A Shot in the Dark, directed by Gulinoz Javodova (who wrote the script with Tony Glynn) presents a story that we have seen many times before; a young and talented artist who is on the cusp of beginning the star-studded career they’ve always dreamed about. A structure more commonly known as The Hero’s Journey (a character sets out and is ultimately changed by the experience), it’s a story that we always seem to love. Unfortunately this time round we are let down by quite a poor script.
Isa (Rachel Finninger) is our protagonist, a budding new photographer who dreams of being a DOP in Hollywood. Isa is introduced looking at photographs (taken by “noobs”) of projects that she dismisses as “pretentious” (while artfully sucking on a cigarette) while she seems convinced her successful future is pretty much guaranteed and will be much better. Her assistant Kyle (Orlando Clinton Jr.) goes out of his way to help her, seemingly amazed that he gets to be in her company and is allowed to flirt with her. Rather than showing us someone who deserves greater things in the future we see someone who is trying to disown her present as it’s beneath her. It’s an odd and unsympathetic place to begin for a character on this journey.
This is saved by two brilliant performances from the leads. Both Finninger and Clinton Jr. deliver the clunky dialogue with more weight than script gives them, while also silently conveying a deeper, unvoiced emotion in their faces. It elevates what were two caricatures to two people with depth, complexity and (especially in the case of Isa) vulnerability. Which is lucky, because the film is about to offer a twist; Isa is going blind.
Obviously the idea of losing your sight, especially at the young age of the characters, is devastating but the film doesn’t appear to be saying much more than this. Again the script lets us down; in the first two minutes Isa explains the value of our senses and how we take them for granted, while the following ten minutes shows Isa losing her sight. The film’s message therefore feels a little on the nose but also more than a little confused because it’s narrative is more concerned with showing us the effects of someone losing their art rather than their senses; Isa appears distracted and disconnected from her colleagues; she snaps at Kyle; she stands motionless on set while the camera pulls away from her showing the busy world flashing by; and eventually she ends up in her nightmare job taking cheap portraits at a strip mall. This all leaves an odd taste in the mouth because it is unclear whether we are to feel sorry for a character that has to work a job she once thought beneath her or because a future has been cruelly taken away by a twist of fate. Either way A Shot In The Dark just leaves Isa stuck in a dead end.
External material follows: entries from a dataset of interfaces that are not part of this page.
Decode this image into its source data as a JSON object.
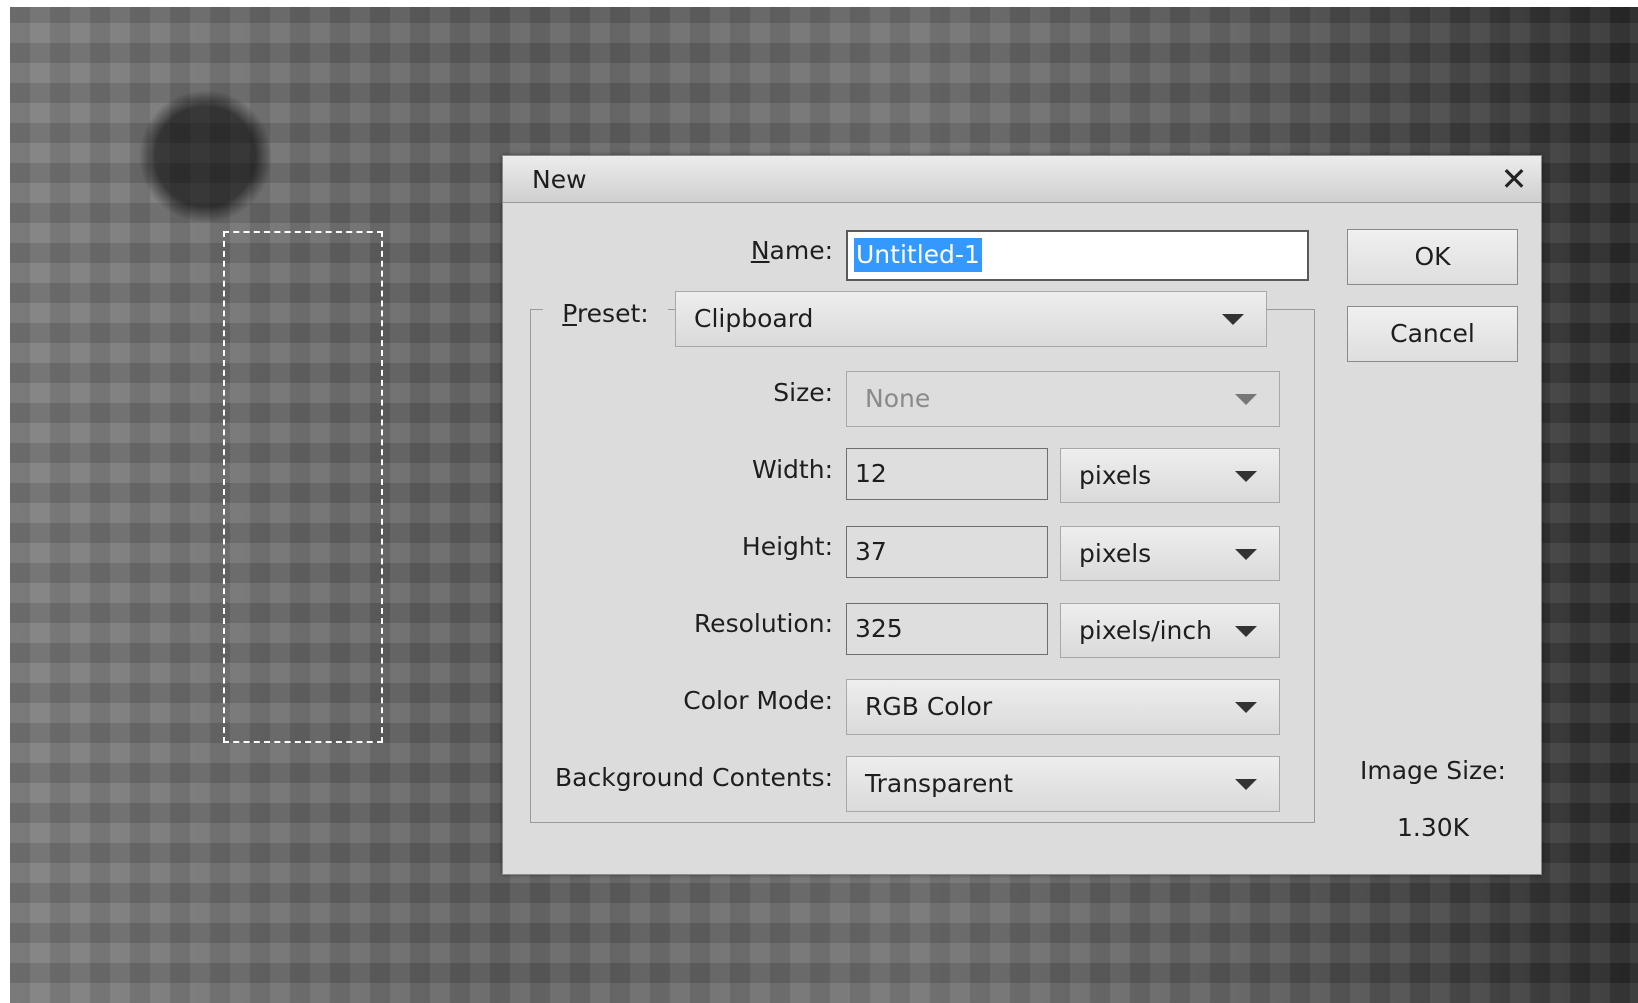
{
  "dialog": {
    "title": "New",
    "close_icon": "close-icon",
    "name": {
      "label_prefix": "N",
      "label_rest": "ame:",
      "value": "Untitled-1"
    },
    "preset": {
      "label_prefix": "P",
      "label_rest": "reset:",
      "value": "Clipboard"
    },
    "size": {
      "label": "Size:",
      "value": "None",
      "enabled": false
    },
    "width": {
      "label": "Width:",
      "value": "12",
      "unit": "pixels"
    },
    "height": {
      "label": "Height:",
      "value": "37",
      "unit": "pixels"
    },
    "resolution": {
      "label": "Resolution:",
      "value": "325",
      "unit": "pixels/inch"
    },
    "color_mode": {
      "label": "Color Mode:",
      "value": "RGB Color"
    },
    "background_contents": {
      "label": "Background Contents:",
      "value": "Transparent"
    },
    "buttons": {
      "ok": "OK",
      "cancel": "Cancel"
    },
    "image_size": {
      "label": "Image Size:",
      "value": "1.30K"
    }
  },
  "colors": {
    "selection_highlight": "#3399ff",
    "dialog_bg": "#dcdcdc"
  }
}
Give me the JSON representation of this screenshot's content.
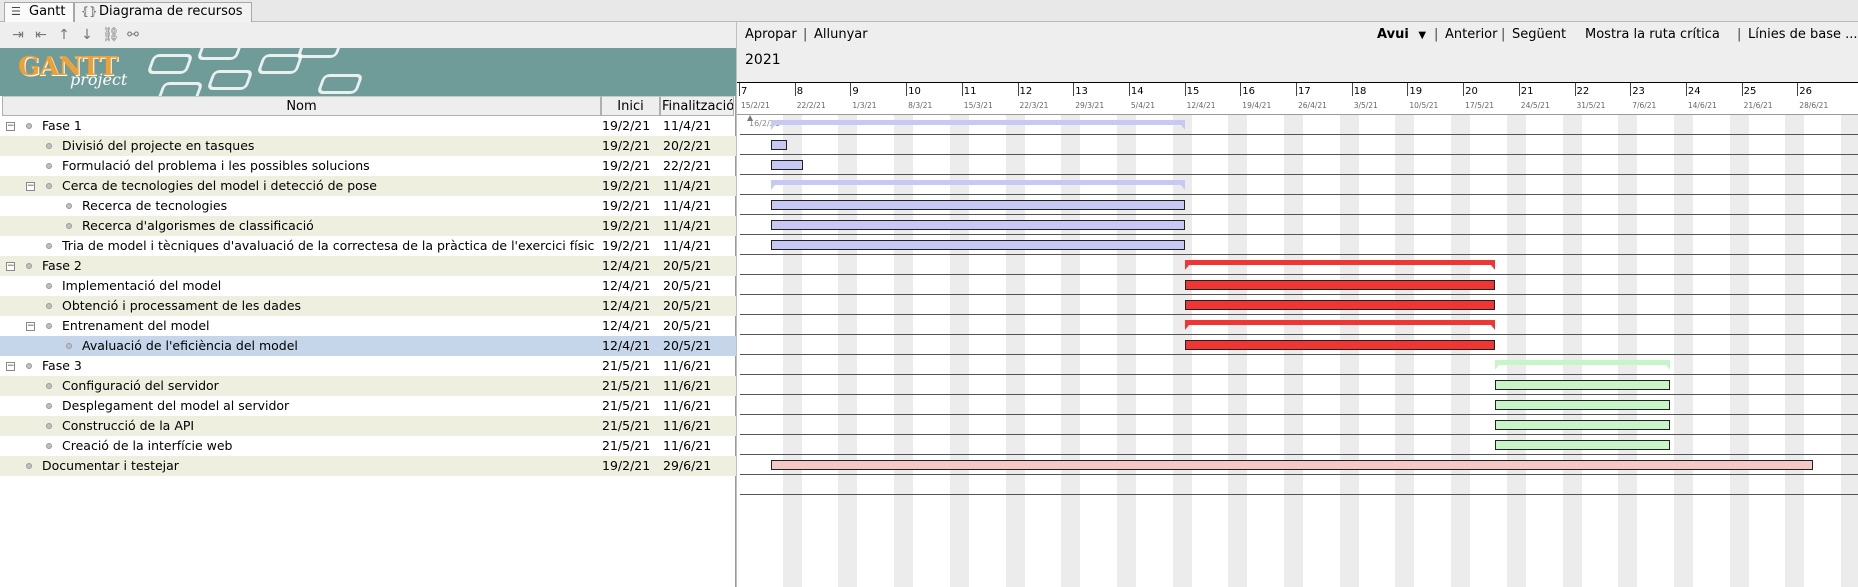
{
  "tabs": [
    {
      "label": "Gantt",
      "icon": "gantt-icon"
    },
    {
      "label": "Diagrama de recursos",
      "icon": "resources-icon"
    }
  ],
  "left_toolbar": {
    "icons": [
      "indent-icon",
      "outdent-icon",
      "move-up-icon",
      "move-down-icon",
      "link-icon",
      "unlink-icon"
    ]
  },
  "banner": {
    "logo": "GANTT",
    "logo_sub": "project"
  },
  "columns": {
    "name": "Nom",
    "start": "Inici",
    "end": "Finalització"
  },
  "tasks": [
    {
      "name": "Fase 1",
      "start": "19/2/21",
      "end": "11/4/21",
      "level": 0,
      "expander": "⊟"
    },
    {
      "name": "Divisió del projecte en tasques",
      "start": "19/2/21",
      "end": "20/2/21",
      "level": 1,
      "expander": ""
    },
    {
      "name": "Formulació del problema i les possibles solucions",
      "start": "19/2/21",
      "end": "22/2/21",
      "level": 1,
      "expander": ""
    },
    {
      "name": "Cerca de tecnologies del model i detecció de pose",
      "start": "19/2/21",
      "end": "11/4/21",
      "level": 1,
      "expander": "⊟"
    },
    {
      "name": "Recerca de tecnologies",
      "start": "19/2/21",
      "end": "11/4/21",
      "level": 2,
      "expander": ""
    },
    {
      "name": "Recerca d'algorismes de classificació",
      "start": "19/2/21",
      "end": "11/4/21",
      "level": 2,
      "expander": ""
    },
    {
      "name": "Tria de model i tècniques d'avaluació de la correctesa de la pràctica de l'exercici físic",
      "start": "19/2/21",
      "end": "11/4/21",
      "level": 1,
      "expander": ""
    },
    {
      "name": "Fase 2",
      "start": "12/4/21",
      "end": "20/5/21",
      "level": 0,
      "expander": "⊟"
    },
    {
      "name": "Implementació del model",
      "start": "12/4/21",
      "end": "20/5/21",
      "level": 1,
      "expander": ""
    },
    {
      "name": "Obtenció i processament de les dades",
      "start": "12/4/21",
      "end": "20/5/21",
      "level": 1,
      "expander": ""
    },
    {
      "name": "Entrenament del model",
      "start": "12/4/21",
      "end": "20/5/21",
      "level": 1,
      "expander": "⊟"
    },
    {
      "name": "Avaluació de l'eficiència del model",
      "start": "12/4/21",
      "end": "20/5/21",
      "level": 2,
      "expander": ""
    },
    {
      "name": "Fase 3",
      "start": "21/5/21",
      "end": "11/6/21",
      "level": 0,
      "expander": "⊟"
    },
    {
      "name": "Configuració del servidor",
      "start": "21/5/21",
      "end": "11/6/21",
      "level": 1,
      "expander": ""
    },
    {
      "name": "Desplegament del model al servidor",
      "start": "21/5/21",
      "end": "11/6/21",
      "level": 1,
      "expander": ""
    },
    {
      "name": "Construcció de la API",
      "start": "21/5/21",
      "end": "11/6/21",
      "level": 1,
      "expander": ""
    },
    {
      "name": "Creació de la interfície web",
      "start": "21/5/21",
      "end": "11/6/21",
      "level": 1,
      "expander": ""
    },
    {
      "name": "Documentar i testejar",
      "start": "19/2/21",
      "end": "29/6/21",
      "level": 0,
      "expander": ""
    }
  ],
  "selected_task": 11,
  "right_toolbar": {
    "zoom_in": "Apropar",
    "zoom_out": "Allunyar",
    "today": "Avui",
    "previous": "Anterior",
    "next": "Següent",
    "critical_path": "Mostra la ruta crítica",
    "baselines": "Línies de base ...",
    "separator": "|"
  },
  "year": "2021",
  "timeline_start": "2021-02-15",
  "timeline_end": "2021-07-05",
  "weeks": [
    {
      "num": "7",
      "date": "15/2/21"
    },
    {
      "num": "8",
      "date": "22/2/21"
    },
    {
      "num": "9",
      "date": "1/3/21"
    },
    {
      "num": "10",
      "date": "8/3/21"
    },
    {
      "num": "11",
      "date": "15/3/21"
    },
    {
      "num": "12",
      "date": "22/3/21"
    },
    {
      "num": "13",
      "date": "29/3/21"
    },
    {
      "num": "14",
      "date": "5/4/21"
    },
    {
      "num": "15",
      "date": "12/4/21"
    },
    {
      "num": "16",
      "date": "19/4/21"
    },
    {
      "num": "17",
      "date": "26/4/21"
    },
    {
      "num": "18",
      "date": "3/5/21"
    },
    {
      "num": "19",
      "date": "10/5/21"
    },
    {
      "num": "20",
      "date": "17/5/21"
    },
    {
      "num": "21",
      "date": "24/5/21"
    },
    {
      "num": "22",
      "date": "31/5/21"
    },
    {
      "num": "23",
      "date": "7/6/21"
    },
    {
      "num": "24",
      "date": "14/6/21"
    },
    {
      "num": "25",
      "date": "21/6/21"
    },
    {
      "num": "26",
      "date": "28/6/21"
    }
  ],
  "today_marker": "16/2/21",
  "bars": [
    {
      "row": 0,
      "start": "2021-02-19",
      "end": "2021-04-11",
      "type": "summary",
      "color": "#c8c8f5"
    },
    {
      "row": 1,
      "start": "2021-02-19",
      "end": "2021-02-20",
      "type": "task",
      "color": "#c8c8f5"
    },
    {
      "row": 2,
      "start": "2021-02-19",
      "end": "2021-02-22",
      "type": "task",
      "color": "#c8c8f5"
    },
    {
      "row": 3,
      "start": "2021-02-19",
      "end": "2021-04-11",
      "type": "summary",
      "color": "#c8c8f5"
    },
    {
      "row": 4,
      "start": "2021-02-19",
      "end": "2021-04-11",
      "type": "task",
      "color": "#c8c8f5"
    },
    {
      "row": 5,
      "start": "2021-02-19",
      "end": "2021-04-11",
      "type": "task",
      "color": "#c8c8f5"
    },
    {
      "row": 6,
      "start": "2021-02-19",
      "end": "2021-04-11",
      "type": "task",
      "color": "#c8c8f5"
    },
    {
      "row": 7,
      "start": "2021-04-12",
      "end": "2021-05-20",
      "type": "summary",
      "color": "#f03535"
    },
    {
      "row": 8,
      "start": "2021-04-12",
      "end": "2021-05-20",
      "type": "task",
      "color": "#f03535"
    },
    {
      "row": 9,
      "start": "2021-04-12",
      "end": "2021-05-20",
      "type": "task",
      "color": "#f03535"
    },
    {
      "row": 10,
      "start": "2021-04-12",
      "end": "2021-05-20",
      "type": "summary",
      "color": "#f03535"
    },
    {
      "row": 11,
      "start": "2021-04-12",
      "end": "2021-05-20",
      "type": "task",
      "color": "#f03535"
    },
    {
      "row": 12,
      "start": "2021-05-21",
      "end": "2021-06-11",
      "type": "summary",
      "color": "#c8f5c8"
    },
    {
      "row": 13,
      "start": "2021-05-21",
      "end": "2021-06-11",
      "type": "task",
      "color": "#c8f5c8"
    },
    {
      "row": 14,
      "start": "2021-05-21",
      "end": "2021-06-11",
      "type": "task",
      "color": "#c8f5c8"
    },
    {
      "row": 15,
      "start": "2021-05-21",
      "end": "2021-06-11",
      "type": "task",
      "color": "#c8f5c8"
    },
    {
      "row": 16,
      "start": "2021-05-21",
      "end": "2021-06-11",
      "type": "task",
      "color": "#c8f5c8"
    },
    {
      "row": 17,
      "start": "2021-02-19",
      "end": "2021-06-29",
      "type": "task",
      "color": "#f5c8c8"
    }
  ]
}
The script may be subverting the tropes of the Hero’s Journey but in its execution it does not leave a satisfying ending. However whatever the conclusion the film is trying to give us, the real problem is the story isn’t making any obvious point here, in fact, it achieves little more than giving us a “what-if?” scenario – what if you suddenly went blind? And we probably already know that that would be pretty awful.